"Using it, agencies should be able to arrive at a common understanding of how serious the environmental risks posed by any given chemical might be, and to target proportionate interventions," the report said.
Upton ordered the report to back up his call to government ministers in 2019 to look at setting up a pollutant register.
New Zealand is alone among OECD countries in not having one.
The lack of such data was a serious hurdle to today's 180-page report, Upton said.
"We had to go to extraordinary lengths to find this information.
"I'm on the case and I'm not going away from this, because everything I touch as Commissioner for the Environment, I'm discovering that we simply don't have the information that we need."
Moves to try to patch the gaping data holes extend back to at least 2014, when a national Environmental Monitoring and Reporting project was set up to plug them.
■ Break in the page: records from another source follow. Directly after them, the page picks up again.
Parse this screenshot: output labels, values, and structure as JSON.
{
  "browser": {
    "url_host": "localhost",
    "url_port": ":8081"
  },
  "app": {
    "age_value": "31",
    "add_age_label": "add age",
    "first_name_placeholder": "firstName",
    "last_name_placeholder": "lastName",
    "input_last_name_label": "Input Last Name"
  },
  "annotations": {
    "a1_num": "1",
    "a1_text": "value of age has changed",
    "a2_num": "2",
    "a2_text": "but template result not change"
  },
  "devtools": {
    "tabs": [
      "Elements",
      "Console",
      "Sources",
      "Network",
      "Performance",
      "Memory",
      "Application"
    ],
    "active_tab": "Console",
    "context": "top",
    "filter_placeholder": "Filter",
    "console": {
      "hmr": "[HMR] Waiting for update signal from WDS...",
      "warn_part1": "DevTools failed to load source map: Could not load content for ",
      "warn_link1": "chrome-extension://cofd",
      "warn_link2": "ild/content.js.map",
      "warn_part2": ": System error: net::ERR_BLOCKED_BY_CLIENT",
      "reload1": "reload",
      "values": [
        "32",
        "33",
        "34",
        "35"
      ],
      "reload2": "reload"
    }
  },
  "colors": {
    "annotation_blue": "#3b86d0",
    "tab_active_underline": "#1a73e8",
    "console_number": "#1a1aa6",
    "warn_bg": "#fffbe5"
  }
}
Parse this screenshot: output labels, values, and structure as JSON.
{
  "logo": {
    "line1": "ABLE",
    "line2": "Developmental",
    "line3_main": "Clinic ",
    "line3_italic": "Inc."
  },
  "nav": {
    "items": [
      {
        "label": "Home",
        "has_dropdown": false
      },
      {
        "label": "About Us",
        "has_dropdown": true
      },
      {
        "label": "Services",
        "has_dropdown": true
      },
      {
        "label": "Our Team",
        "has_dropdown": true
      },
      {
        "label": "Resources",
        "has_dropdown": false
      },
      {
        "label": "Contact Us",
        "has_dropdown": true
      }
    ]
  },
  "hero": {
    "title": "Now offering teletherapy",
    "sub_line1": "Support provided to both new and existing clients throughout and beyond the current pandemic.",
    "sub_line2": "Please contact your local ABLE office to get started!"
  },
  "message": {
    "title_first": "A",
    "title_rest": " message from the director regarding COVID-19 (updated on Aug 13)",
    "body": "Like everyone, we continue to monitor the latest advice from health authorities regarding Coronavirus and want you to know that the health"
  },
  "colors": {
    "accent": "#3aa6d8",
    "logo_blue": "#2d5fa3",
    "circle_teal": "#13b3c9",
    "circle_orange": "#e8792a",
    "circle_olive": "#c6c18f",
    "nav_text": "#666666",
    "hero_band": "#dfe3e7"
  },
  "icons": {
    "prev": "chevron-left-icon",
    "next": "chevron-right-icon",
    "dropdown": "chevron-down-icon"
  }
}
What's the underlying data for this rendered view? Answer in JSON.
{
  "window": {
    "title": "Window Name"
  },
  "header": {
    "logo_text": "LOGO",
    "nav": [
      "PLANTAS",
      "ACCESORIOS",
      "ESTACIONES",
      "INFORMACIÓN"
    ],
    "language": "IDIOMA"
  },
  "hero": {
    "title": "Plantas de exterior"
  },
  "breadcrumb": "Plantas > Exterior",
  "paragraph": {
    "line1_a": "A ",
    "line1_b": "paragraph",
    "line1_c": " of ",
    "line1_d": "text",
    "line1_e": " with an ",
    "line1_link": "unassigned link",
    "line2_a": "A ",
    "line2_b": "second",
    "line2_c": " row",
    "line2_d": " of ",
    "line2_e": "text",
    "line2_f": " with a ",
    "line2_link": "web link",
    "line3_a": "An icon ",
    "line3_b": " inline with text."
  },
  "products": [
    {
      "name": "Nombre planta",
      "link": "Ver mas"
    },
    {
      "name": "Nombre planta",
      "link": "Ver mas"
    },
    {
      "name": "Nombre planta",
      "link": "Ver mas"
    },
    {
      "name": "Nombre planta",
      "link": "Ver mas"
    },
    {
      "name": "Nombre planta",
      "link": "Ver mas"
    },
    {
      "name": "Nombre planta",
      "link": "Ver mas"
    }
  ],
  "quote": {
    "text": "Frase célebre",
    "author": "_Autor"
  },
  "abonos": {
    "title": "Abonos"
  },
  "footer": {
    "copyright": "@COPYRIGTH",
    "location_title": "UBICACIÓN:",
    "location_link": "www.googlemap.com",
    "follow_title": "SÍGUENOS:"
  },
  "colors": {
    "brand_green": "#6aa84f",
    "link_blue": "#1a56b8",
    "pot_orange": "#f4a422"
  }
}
It didn't.
As for Upton's 2019 call for a register, "nothing's happened so far", he said.
A separate report in 2019 for the Environment Ministry was scathing about the compliance, monitoring and enforcement system for chemicals.
It made more than 30 recommendations, but Upton said he was not aware they had been implemented.
The 2019 report found the system was fractured, cluttered and worst of all powerless in key ways.
"The most glaring issues include the lack of authority for enforcement agencies to act directly
and efficiently in order to abate or mitigate harm or the risk of harm to the environment or human
health (particularly in emergency situations)," it said.
Added to that was lack of any funding or cost recovery mechanisms for enforcement agencies, and lack of clear authority for the EPA to enforce the law.
Consultation is ongoing] about upgrading the Environmental Reporting Act.
MFE said it would consider the recommendations in today's report.
The Associate Environment Minister Phil Twyford said the Government will consider the report, which raised some important issues "which need to be addressed".